#### Provided data
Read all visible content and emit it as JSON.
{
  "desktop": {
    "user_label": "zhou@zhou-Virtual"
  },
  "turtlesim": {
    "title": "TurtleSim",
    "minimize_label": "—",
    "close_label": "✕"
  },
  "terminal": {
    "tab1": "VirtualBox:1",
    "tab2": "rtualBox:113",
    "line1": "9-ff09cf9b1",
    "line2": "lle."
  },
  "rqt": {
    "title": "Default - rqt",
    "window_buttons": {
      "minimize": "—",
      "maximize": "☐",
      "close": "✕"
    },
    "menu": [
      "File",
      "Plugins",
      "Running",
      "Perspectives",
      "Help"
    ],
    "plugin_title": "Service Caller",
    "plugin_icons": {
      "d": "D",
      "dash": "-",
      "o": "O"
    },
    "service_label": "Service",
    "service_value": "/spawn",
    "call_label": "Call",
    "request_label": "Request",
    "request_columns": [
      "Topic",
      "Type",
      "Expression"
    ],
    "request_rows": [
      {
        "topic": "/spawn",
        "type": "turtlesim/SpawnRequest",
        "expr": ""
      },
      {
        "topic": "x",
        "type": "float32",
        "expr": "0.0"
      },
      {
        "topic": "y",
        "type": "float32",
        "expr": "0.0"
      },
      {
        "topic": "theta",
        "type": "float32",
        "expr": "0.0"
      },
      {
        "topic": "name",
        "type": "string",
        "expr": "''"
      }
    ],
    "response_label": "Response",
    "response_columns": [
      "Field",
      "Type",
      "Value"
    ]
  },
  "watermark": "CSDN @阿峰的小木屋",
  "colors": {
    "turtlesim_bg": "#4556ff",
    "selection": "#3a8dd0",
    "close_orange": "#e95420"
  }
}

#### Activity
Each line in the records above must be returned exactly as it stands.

#### Response box
Read all visible content and emit it as JSON.
{
  "desktop": {
    "user_label": "zhou@zhou-Virtual"
  },
  "turtlesim": {
    "title": "TurtleSim",
    "minimize_label": "—",
    "close_label": "✕"
  },
  "terminal": {
    "tab1": "VirtualBox:1",
    "tab2": "rtualBox:113",
    "line1": "9-ff09cf9b1",
    "line2": "lle."
  },
  "rqt": {
    "title": "Default - rqt",
    "window_buttons": {
      "minimize": "—",
      "maximize": "☐",
      "close": "✕"
    },
    "menu": [
      "File",
      "Plugins",
      "Running",
      "Perspectives",
      "Help"
    ],
    "plugin_title": "Service Caller",
    "plugin_icons": {
      "d": "D",
      "dash": "-",
      "o": "O"
    },
    "service_label": "Service",
    "service_value": "/spawn",
    "call_label": "Call",
    "request_label": "Request",
    "request_columns": [
      "Topic",
      "Type",
      "Expression"
    ],
    "request_rows": [
      {
        "topic": "/spawn",
        "type": "turtlesim/SpawnRequest",
        "expr": ""
      },
      {
        "topic": "x",
        "type": "float32",
        "expr": "0.0"
      },
      {
        "topic": "y",
        "type": "float32",
        "expr": "0.0"
      },
      {
        "topic": "theta",
        "type": "float32",
        "expr": "0.0"
      },
      {
        "topic": "name",
        "type": "string",
        "expr": "''"
      }
    ],
    "response_label": "Response",
    "response_columns": [
      "Field",
      "Type",
      "Value"
    ]
  },
  "watermark": "CSDN @阿峰的小木屋",
  "colors": {
    "turtlesim_bg": "#4556ff",
    "selection": "#3a8dd0",
    "close_orange": "#e95420"
  }
}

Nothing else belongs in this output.